(Data records for software interfaces)

▶

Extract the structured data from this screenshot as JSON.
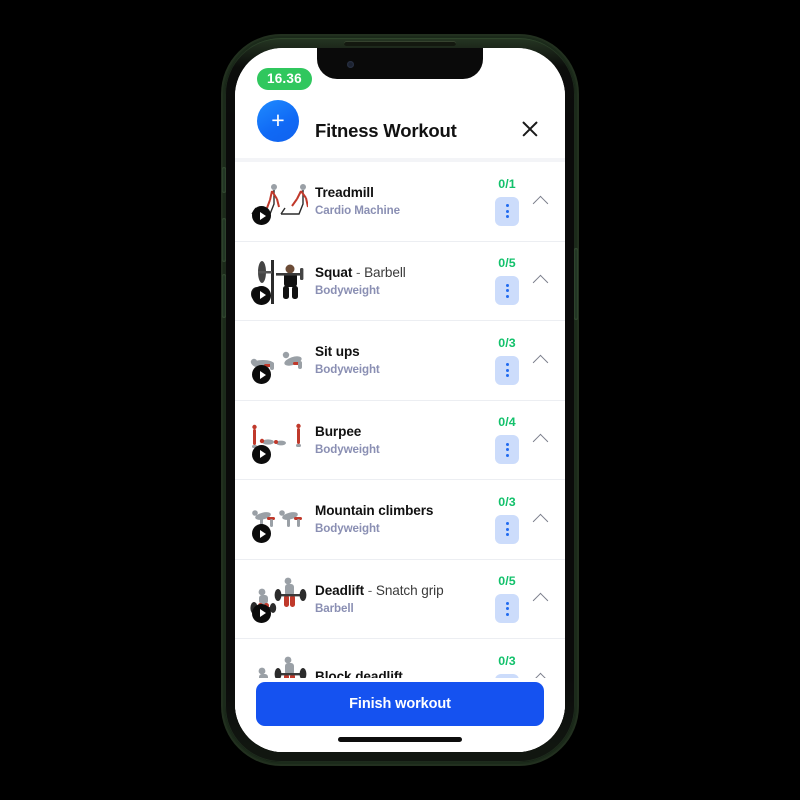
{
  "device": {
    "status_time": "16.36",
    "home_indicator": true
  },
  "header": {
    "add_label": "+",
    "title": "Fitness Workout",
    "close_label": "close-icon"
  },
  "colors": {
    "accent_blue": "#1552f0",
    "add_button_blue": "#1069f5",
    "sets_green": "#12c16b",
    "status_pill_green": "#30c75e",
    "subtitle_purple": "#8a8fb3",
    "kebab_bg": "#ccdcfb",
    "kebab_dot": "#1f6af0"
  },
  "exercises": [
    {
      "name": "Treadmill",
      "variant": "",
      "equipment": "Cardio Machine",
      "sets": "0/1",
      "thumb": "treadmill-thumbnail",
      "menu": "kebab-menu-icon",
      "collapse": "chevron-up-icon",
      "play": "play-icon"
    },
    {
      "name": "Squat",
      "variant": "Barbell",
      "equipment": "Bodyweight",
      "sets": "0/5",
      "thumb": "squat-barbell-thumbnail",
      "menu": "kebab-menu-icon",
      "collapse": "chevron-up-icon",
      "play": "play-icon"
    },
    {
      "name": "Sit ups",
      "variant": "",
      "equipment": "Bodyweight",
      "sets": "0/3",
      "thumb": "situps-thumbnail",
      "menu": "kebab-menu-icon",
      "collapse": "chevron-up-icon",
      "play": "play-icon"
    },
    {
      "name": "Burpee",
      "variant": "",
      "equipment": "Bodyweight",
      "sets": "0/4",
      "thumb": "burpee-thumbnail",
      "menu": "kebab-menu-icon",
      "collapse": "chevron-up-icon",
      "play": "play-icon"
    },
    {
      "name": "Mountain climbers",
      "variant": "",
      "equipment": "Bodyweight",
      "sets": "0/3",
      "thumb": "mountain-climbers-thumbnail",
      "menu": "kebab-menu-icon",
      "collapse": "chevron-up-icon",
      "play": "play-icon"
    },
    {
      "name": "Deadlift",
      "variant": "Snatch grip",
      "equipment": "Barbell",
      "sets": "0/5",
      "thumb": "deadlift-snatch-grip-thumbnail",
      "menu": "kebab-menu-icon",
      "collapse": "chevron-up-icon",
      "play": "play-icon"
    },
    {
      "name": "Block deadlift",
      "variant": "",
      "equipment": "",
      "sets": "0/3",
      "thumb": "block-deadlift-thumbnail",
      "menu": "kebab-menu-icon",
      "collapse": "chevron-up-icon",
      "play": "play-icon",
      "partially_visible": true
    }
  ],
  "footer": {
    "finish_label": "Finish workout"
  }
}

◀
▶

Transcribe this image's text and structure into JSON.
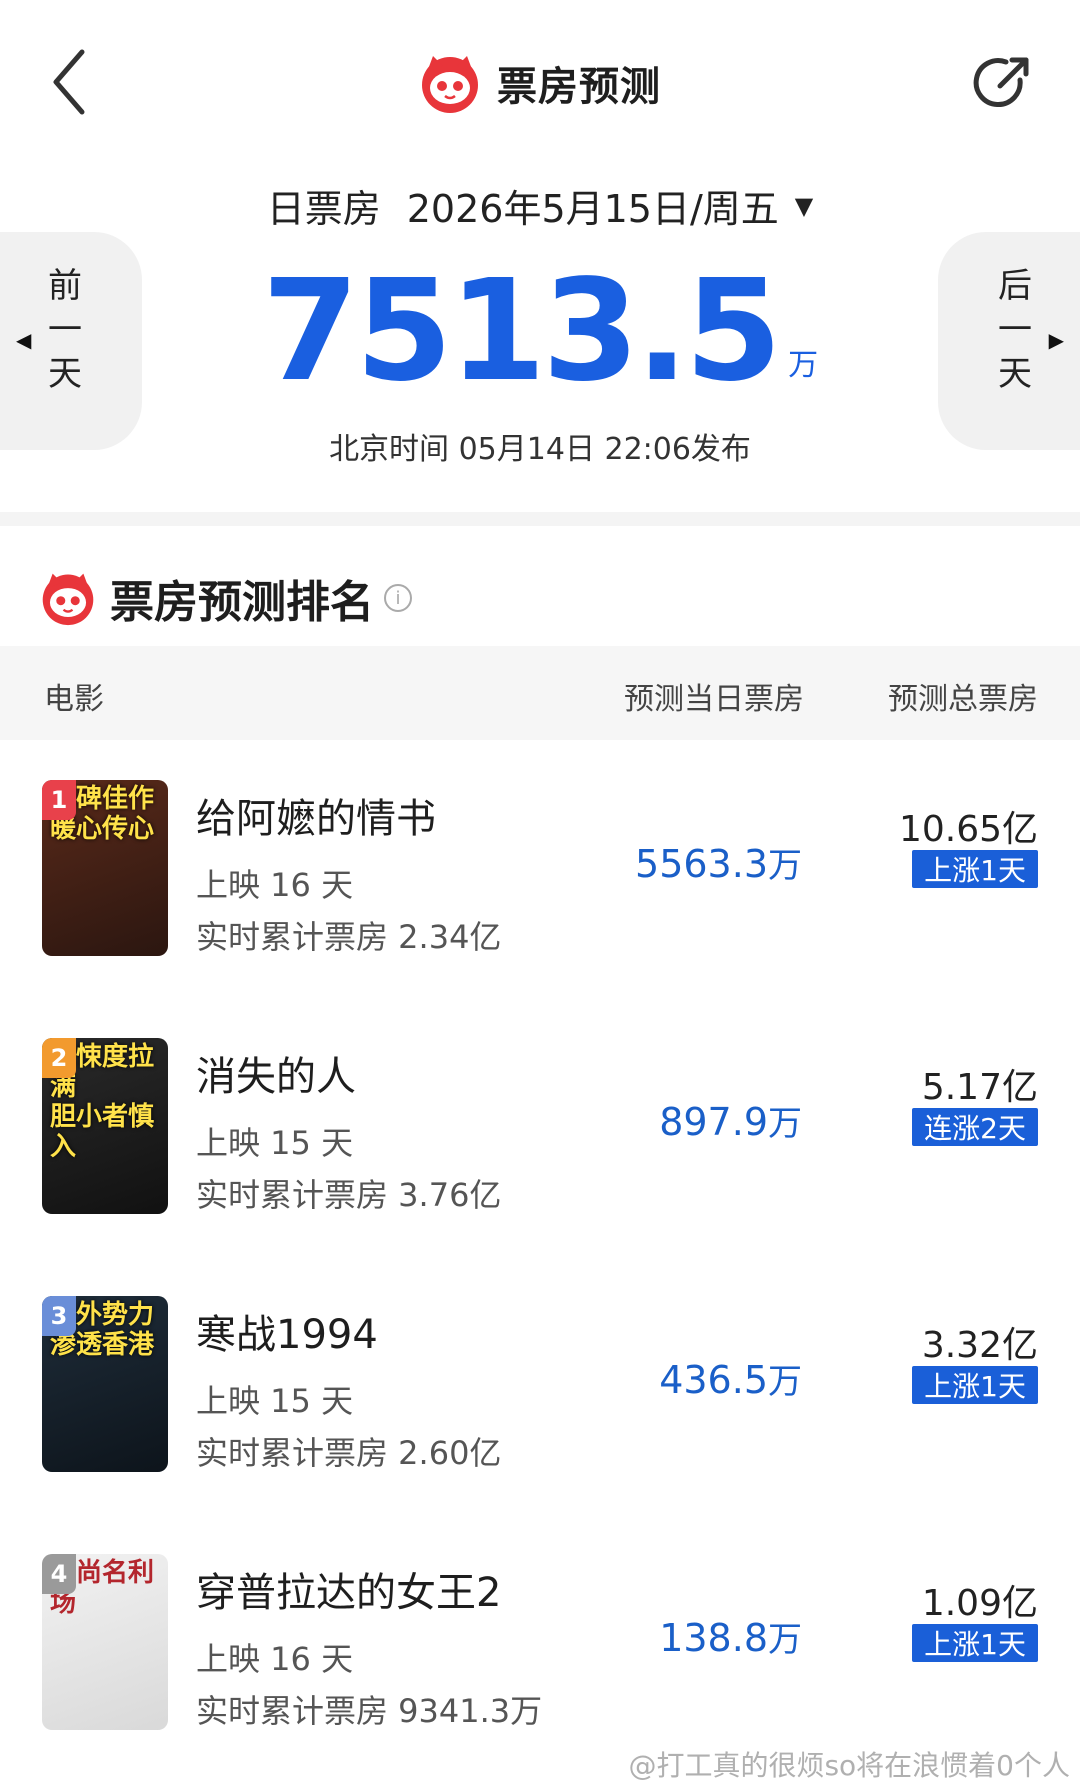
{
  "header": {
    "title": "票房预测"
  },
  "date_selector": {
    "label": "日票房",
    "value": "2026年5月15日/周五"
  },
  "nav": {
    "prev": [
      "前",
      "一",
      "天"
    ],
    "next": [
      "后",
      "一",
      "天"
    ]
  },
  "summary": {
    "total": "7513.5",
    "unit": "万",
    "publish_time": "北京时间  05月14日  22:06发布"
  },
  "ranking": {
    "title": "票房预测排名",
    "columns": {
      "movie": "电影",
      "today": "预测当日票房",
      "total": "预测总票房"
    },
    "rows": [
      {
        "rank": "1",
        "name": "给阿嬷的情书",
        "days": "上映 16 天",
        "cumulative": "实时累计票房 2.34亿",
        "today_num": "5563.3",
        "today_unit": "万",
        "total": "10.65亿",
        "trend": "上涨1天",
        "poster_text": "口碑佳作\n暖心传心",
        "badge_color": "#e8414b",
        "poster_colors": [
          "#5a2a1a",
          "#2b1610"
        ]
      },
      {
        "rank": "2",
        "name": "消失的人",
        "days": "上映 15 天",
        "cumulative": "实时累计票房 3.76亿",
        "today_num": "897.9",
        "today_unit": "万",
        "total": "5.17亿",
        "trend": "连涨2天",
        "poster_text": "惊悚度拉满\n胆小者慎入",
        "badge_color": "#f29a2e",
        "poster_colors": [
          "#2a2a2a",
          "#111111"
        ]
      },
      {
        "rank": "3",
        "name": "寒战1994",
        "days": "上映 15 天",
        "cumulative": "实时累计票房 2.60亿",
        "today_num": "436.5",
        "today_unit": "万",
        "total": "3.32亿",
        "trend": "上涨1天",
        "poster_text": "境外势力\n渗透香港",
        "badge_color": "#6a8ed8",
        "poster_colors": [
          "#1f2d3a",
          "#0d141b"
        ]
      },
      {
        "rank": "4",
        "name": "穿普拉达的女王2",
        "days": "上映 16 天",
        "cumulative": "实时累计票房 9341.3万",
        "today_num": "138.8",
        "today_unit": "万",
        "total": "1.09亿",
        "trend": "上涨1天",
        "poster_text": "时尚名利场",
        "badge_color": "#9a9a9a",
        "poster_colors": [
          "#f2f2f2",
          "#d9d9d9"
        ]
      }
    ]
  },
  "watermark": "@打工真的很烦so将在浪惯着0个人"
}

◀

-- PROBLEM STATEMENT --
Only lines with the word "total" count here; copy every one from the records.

-- ANSWER SPACE --
    "total": "7513.5",
      "total": "预测总票房"
        "total": "10.65亿",
        "total": "5.17亿",
        "total": "3.32亿",
        "total": "1.09亿",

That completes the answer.